Web page and app entries:
● ● ● ●

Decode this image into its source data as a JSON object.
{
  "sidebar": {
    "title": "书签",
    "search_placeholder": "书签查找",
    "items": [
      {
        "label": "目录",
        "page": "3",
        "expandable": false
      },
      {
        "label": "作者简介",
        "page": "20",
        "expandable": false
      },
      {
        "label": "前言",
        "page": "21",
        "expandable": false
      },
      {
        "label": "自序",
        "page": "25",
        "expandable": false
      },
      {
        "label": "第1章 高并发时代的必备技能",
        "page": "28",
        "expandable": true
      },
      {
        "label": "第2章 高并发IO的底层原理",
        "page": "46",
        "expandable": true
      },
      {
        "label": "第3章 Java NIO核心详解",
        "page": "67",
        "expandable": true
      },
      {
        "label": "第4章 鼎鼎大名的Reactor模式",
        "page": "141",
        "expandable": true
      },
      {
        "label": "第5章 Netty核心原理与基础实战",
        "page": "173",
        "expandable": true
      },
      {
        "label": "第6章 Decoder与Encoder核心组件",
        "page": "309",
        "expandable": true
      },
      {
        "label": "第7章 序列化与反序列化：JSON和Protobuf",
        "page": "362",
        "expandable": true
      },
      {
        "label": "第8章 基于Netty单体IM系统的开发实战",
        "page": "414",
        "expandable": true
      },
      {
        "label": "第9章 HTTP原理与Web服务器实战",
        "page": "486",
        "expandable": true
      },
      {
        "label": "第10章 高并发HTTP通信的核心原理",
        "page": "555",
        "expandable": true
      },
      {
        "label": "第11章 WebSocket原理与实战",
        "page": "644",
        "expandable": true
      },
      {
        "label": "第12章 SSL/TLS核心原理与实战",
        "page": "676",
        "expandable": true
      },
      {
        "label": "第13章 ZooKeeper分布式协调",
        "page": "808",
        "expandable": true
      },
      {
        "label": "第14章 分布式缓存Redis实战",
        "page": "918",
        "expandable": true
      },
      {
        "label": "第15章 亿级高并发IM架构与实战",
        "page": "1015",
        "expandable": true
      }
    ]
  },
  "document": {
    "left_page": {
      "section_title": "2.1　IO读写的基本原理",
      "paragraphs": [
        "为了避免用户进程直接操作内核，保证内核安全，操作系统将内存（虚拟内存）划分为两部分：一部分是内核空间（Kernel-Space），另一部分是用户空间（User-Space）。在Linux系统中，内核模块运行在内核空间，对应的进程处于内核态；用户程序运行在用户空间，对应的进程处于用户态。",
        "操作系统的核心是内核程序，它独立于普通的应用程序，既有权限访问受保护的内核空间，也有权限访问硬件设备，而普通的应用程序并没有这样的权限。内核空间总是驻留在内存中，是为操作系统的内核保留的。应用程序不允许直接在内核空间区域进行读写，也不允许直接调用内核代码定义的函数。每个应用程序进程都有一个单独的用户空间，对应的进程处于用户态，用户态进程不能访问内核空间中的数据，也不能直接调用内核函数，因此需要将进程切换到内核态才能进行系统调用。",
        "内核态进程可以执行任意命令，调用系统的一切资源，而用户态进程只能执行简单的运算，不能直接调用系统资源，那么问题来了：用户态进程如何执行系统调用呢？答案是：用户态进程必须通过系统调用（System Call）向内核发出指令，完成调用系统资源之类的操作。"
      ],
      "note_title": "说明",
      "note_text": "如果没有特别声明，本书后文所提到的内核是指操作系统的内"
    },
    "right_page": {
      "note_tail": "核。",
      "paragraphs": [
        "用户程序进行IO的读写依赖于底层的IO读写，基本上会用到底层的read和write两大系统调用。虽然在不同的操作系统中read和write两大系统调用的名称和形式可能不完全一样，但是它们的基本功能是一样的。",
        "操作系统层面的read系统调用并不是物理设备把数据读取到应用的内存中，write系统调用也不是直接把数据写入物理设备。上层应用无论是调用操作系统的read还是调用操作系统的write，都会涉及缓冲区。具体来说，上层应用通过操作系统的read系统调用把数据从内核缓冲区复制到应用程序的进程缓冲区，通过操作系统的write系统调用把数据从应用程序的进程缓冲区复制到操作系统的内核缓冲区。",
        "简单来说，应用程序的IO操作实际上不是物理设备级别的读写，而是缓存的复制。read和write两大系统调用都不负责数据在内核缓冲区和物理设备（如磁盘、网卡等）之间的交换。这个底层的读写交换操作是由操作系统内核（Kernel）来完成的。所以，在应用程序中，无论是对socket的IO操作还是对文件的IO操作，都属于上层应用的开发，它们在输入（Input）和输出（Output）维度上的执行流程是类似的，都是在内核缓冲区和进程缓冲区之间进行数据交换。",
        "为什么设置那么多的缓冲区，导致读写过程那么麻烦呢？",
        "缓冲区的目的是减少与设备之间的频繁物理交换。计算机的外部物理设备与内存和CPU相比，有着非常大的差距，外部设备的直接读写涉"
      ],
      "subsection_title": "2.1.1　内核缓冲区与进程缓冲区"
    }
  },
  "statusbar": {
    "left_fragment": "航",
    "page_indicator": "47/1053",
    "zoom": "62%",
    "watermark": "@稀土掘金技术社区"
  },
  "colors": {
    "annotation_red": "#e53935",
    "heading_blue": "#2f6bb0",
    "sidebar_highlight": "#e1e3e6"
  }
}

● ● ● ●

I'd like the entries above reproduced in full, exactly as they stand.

Decode this image into its source data as a JSON object.
{
  "sidebar": {
    "title": "书签",
    "search_placeholder": "书签查找",
    "items": [
      {
        "label": "目录",
        "page": "3",
        "expandable": false
      },
      {
        "label": "作者简介",
        "page": "20",
        "expandable": false
      },
      {
        "label": "前言",
        "page": "21",
        "expandable": false
      },
      {
        "label": "自序",
        "page": "25",
        "expandable": false
      },
      {
        "label": "第1章 高并发时代的必备技能",
        "page": "28",
        "expandable": true
      },
      {
        "label": "第2章 高并发IO的底层原理",
        "page": "46",
        "expandable": true
      },
      {
        "label": "第3章 Java NIO核心详解",
        "page": "67",
        "expandable": true
      },
      {
        "label": "第4章 鼎鼎大名的Reactor模式",
        "page": "141",
        "expandable": true
      },
      {
        "label": "第5章 Netty核心原理与基础实战",
        "page": "173",
        "expandable": true
      },
      {
        "label": "第6章 Decoder与Encoder核心组件",
        "page": "309",
        "expandable": true
      },
      {
        "label": "第7章 序列化与反序列化：JSON和Protobuf",
        "page": "362",
        "expandable": true
      },
      {
        "label": "第8章 基于Netty单体IM系统的开发实战",
        "page": "414",
        "expandable": true
      },
      {
        "label": "第9章 HTTP原理与Web服务器实战",
        "page": "486",
        "expandable": true
      },
      {
        "label": "第10章 高并发HTTP通信的核心原理",
        "page": "555",
        "expandable": true
      },
      {
        "label": "第11章 WebSocket原理与实战",
        "page": "644",
        "expandable": true
      },
      {
        "label": "第12章 SSL/TLS核心原理与实战",
        "page": "676",
        "expandable": true
      },
      {
        "label": "第13章 ZooKeeper分布式协调",
        "page": "808",
        "expandable": true
      },
      {
        "label": "第14章 分布式缓存Redis实战",
        "page": "918",
        "expandable": true
      },
      {
        "label": "第15章 亿级高并发IM架构与实战",
        "page": "1015",
        "expandable": true
      }
    ]
  },
  "document": {
    "left_page": {
      "section_title": "2.1　IO读写的基本原理",
      "paragraphs": [
        "为了避免用户进程直接操作内核，保证内核安全，操作系统将内存（虚拟内存）划分为两部分：一部分是内核空间（Kernel-Space），另一部分是用户空间（User-Space）。在Linux系统中，内核模块运行在内核空间，对应的进程处于内核态；用户程序运行在用户空间，对应的进程处于用户态。",
        "操作系统的核心是内核程序，它独立于普通的应用程序，既有权限访问受保护的内核空间，也有权限访问硬件设备，而普通的应用程序并没有这样的权限。内核空间总是驻留在内存中，是为操作系统的内核保留的。应用程序不允许直接在内核空间区域进行读写，也不允许直接调用内核代码定义的函数。每个应用程序进程都有一个单独的用户空间，对应的进程处于用户态，用户态进程不能访问内核空间中的数据，也不能直接调用内核函数，因此需要将进程切换到内核态才能进行系统调用。",
        "内核态进程可以执行任意命令，调用系统的一切资源，而用户态进程只能执行简单的运算，不能直接调用系统资源，那么问题来了：用户态进程如何执行系统调用呢？答案是：用户态进程必须通过系统调用（System Call）向内核发出指令，完成调用系统资源之类的操作。"
      ],
      "note_title": "说明",
      "note_text": "如果没有特别声明，本书后文所提到的内核是指操作系统的内"
    },
    "right_page": {
      "note_tail": "核。",
      "paragraphs": [
        "用户程序进行IO的读写依赖于底层的IO读写，基本上会用到底层的read和write两大系统调用。虽然在不同的操作系统中read和write两大系统调用的名称和形式可能不完全一样，但是它们的基本功能是一样的。",
        "操作系统层面的read系统调用并不是物理设备把数据读取到应用的内存中，write系统调用也不是直接把数据写入物理设备。上层应用无论是调用操作系统的read还是调用操作系统的write，都会涉及缓冲区。具体来说，上层应用通过操作系统的read系统调用把数据从内核缓冲区复制到应用程序的进程缓冲区，通过操作系统的write系统调用把数据从应用程序的进程缓冲区复制到操作系统的内核缓冲区。",
        "简单来说，应用程序的IO操作实际上不是物理设备级别的读写，而是缓存的复制。read和write两大系统调用都不负责数据在内核缓冲区和物理设备（如磁盘、网卡等）之间的交换。这个底层的读写交换操作是由操作系统内核（Kernel）来完成的。所以，在应用程序中，无论是对socket的IO操作还是对文件的IO操作，都属于上层应用的开发，它们在输入（Input）和输出（Output）维度上的执行流程是类似的，都是在内核缓冲区和进程缓冲区之间进行数据交换。",
        "为什么设置那么多的缓冲区，导致读写过程那么麻烦呢？",
        "缓冲区的目的是减少与设备之间的频繁物理交换。计算机的外部物理设备与内存和CPU相比，有着非常大的差距，外部设备的直接读写涉"
      ],
      "subsection_title": "2.1.1　内核缓冲区与进程缓冲区"
    }
  },
  "statusbar": {
    "left_fragment": "航",
    "page_indicator": "47/1053",
    "zoom": "62%",
    "watermark": "@稀土掘金技术社区"
  },
  "colors": {
    "annotation_red": "#e53935",
    "heading_blue": "#2f6bb0",
    "sidebar_highlight": "#e1e3e6"
  }
}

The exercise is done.